How shorter smartphone and tablet sessions improve musculoskeletal pain symptoms
Technology has become ubiquitous in almost every aspect of our lives and working from home during COVID-19 has only increased the amount of time people spend on their smartphones and tablets.
According to recent Australian surveys, over 80% of us use a smartphone and this number is nearly 100% for the 18-34 age bracket. The average Aussie will spend at least 2 hours on their mobile, checking it over 200 times a day and adding up to almost 1000hrs of smartphone usage in a year.
However, the science is becoming increasingly clear that prolonged smartphone and tablet usage puts pressure on the neck and upper back, causing or exacerbating many musculoskeletal conditions.
What are the common symptoms of smartphone related musculoskeletal issues?
The average human head weighs about 5kg. If you are looking forward and standing with good posture, this is the weight your neck is supporting. But did you know that looking down at your smartphone can add an extra 20kg of load onto your neck!?
In a recent study of 207 Australian participants, 59.9% reported musculoskeletal symptoms during or after device use.
Common Symptoms of Tech Neck include
- Pain in the Neck
- Pain radiating down one side of your neck, shoulder blade or arm
- Numbness or Tingling in arm, hand or fingers
- Weakness in your neck, arm or hand
- Stiffness in your neck or difficulty lifting your head up after looking down for long periods of time
The other common parts of the body experiencing pain in this study were:
How long should I spend on my smartphone or tablet?
Most participants who reported musculoskeletal symptoms began to experience them either within the first 15 minutes of use (26.2%), or within a 15–30 minute time period (38.3%).
Symptoms tended to increase in frequency up to a threshold of device usage level and then plateau.
Going by this, we shouldn’t be spending any longer than 15 minutes at a time looking at our smartphones or tablets.
Tips for reducing text neck and other musculoskeletal problems from your smartphone
- Raise your phone up to your eye-level, rather than looking down
- Focus on and improve your posture. Your ear should be in line with your shoulder – not in front
- Give yourself a break and get off your phone!

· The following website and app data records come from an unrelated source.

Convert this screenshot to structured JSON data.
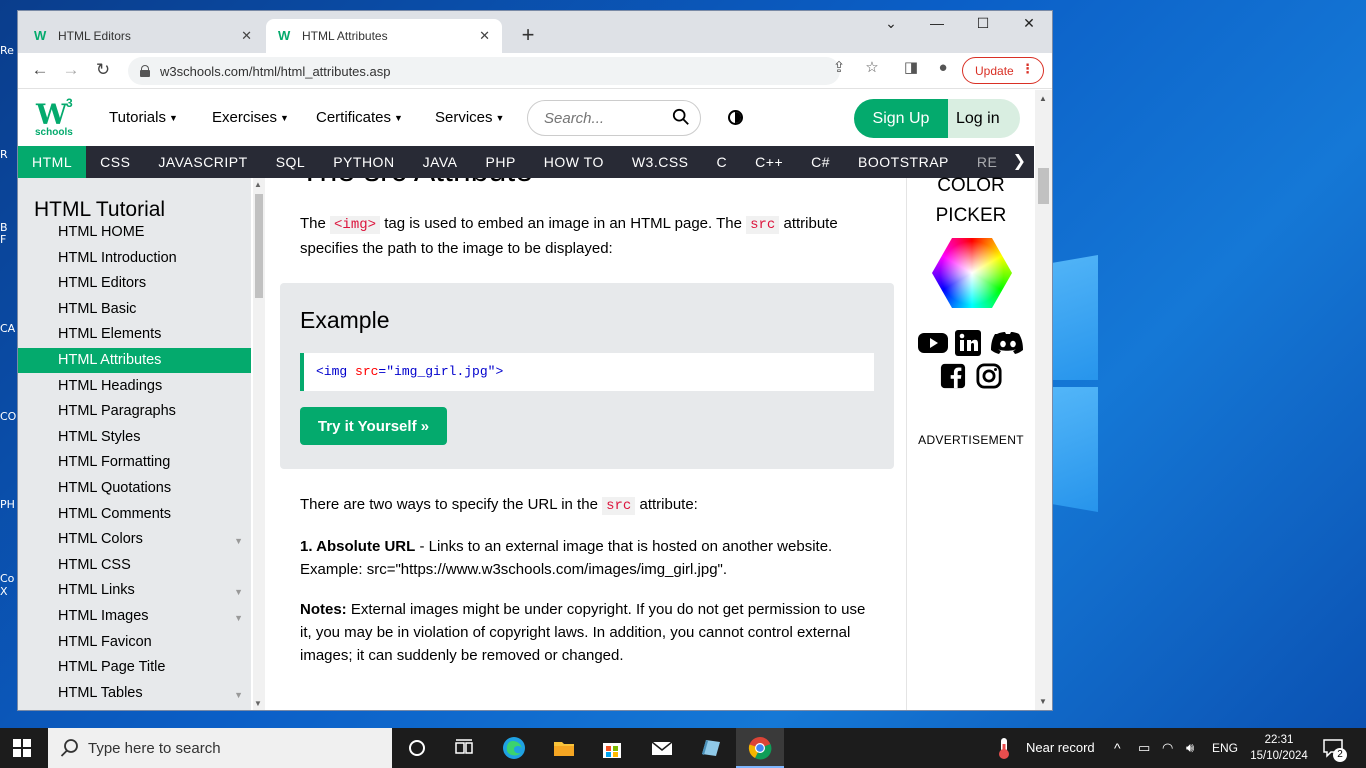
{
  "desktop": {
    "icon_labels": [
      "Re",
      "R",
      "B F",
      "CA",
      "CO",
      "PH",
      "Co X"
    ]
  },
  "browser": {
    "tabs": [
      {
        "title": "HTML Editors",
        "close": "✕"
      },
      {
        "title": "HTML Attributes",
        "close": "✕"
      }
    ],
    "new_tab": "+",
    "url": "w3schools.com/html/html_attributes.asp",
    "update_label": "Update"
  },
  "site": {
    "logo_letter": "W",
    "logo_sup": "3",
    "logo_text": "schools",
    "menu": [
      "Tutorials",
      "Exercises",
      "Certificates",
      "Services"
    ],
    "search_placeholder": "Search...",
    "signup": "Sign Up",
    "login": "Log in",
    "subnav": [
      "HTML",
      "CSS",
      "JAVASCRIPT",
      "SQL",
      "PYTHON",
      "JAVA",
      "PHP",
      "HOW TO",
      "W3.CSS",
      "C",
      "C++",
      "C#",
      "BOOTSTRAP",
      "RE"
    ]
  },
  "sidebar": {
    "title": "HTML Tutorial",
    "items": [
      "HTML HOME",
      "HTML Introduction",
      "HTML Editors",
      "HTML Basic",
      "HTML Elements",
      "HTML Attributes",
      "HTML Headings",
      "HTML Paragraphs",
      "HTML Styles",
      "HTML Formatting",
      "HTML Quotations",
      "HTML Comments",
      "HTML Colors",
      "HTML CSS",
      "HTML Links",
      "HTML Images",
      "HTML Favicon",
      "HTML Page Title",
      "HTML Tables"
    ],
    "active_index": 5
  },
  "content": {
    "heading": "The src Attribute",
    "p1_a": "The ",
    "p1_code1": "<img>",
    "p1_b": " tag is used to embed an image in an HTML page. The ",
    "p1_code2": "src",
    "p1_c": " attribute specifies the path to the image to be displayed:",
    "example_title": "Example",
    "code_open": "<img ",
    "code_attr": "src",
    "code_eq": "=",
    "code_val": "\"img_girl.jpg\"",
    "code_close": ">",
    "try_it": "Try it Yourself »",
    "p2_a": "There are two ways to specify the URL in the ",
    "p2_code": "src",
    "p2_b": " attribute:",
    "p3_bold": "1. Absolute URL",
    "p3_text": " - Links to an external image that is hosted on another website. Example: src=\"https://www.w3schools.com/images/img_girl.jpg\".",
    "p4_bold": "Notes:",
    "p4_text": " External images might be under copyright. If you do not get permission to use it, you may be in violation of copyright laws. In addition, you cannot control external images; it can suddenly be removed or changed."
  },
  "right": {
    "cp1": "COLOR",
    "cp2": "PICKER",
    "advert": "ADVERTISEMENT"
  },
  "taskbar": {
    "search_placeholder": "Type here to search",
    "weather": "Near record",
    "lang": "ENG",
    "time": "22:31",
    "date": "15/10/2024",
    "notif_count": "2"
  }
}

- Keep your chin tucked in gently when using your smartphone
- Keep your shoulders relaxed while using your phone. Ensure that you gently pull your shoulders down and back towards your shoulder blades.
If you are experiencing signs of tech neck, your first course of action (after reducing your screen time) is to book a physiotherapy assessment at Lane Cove Physio to make an appointment at our local physio clinic.
Treatment will typically include a combination of postural advice, soft tissue massage, joint mobilisation and, in some cases, dry needling.
 Kietrys DM, Gerg MJ, Dropkin J, Gold JE. Mobile input device type, texting style and screen size influence upper extremity and trapezius muscle activity, and cervical posture while texting. Appl Ergon. 2015;50:98–104.
 Thorburn, E., Pope, R. & Wang, S. Musculoskeletal symptoms among adult smartphone and tablet device users: a retrospective study. Arch Physiother 11, 1 (2021).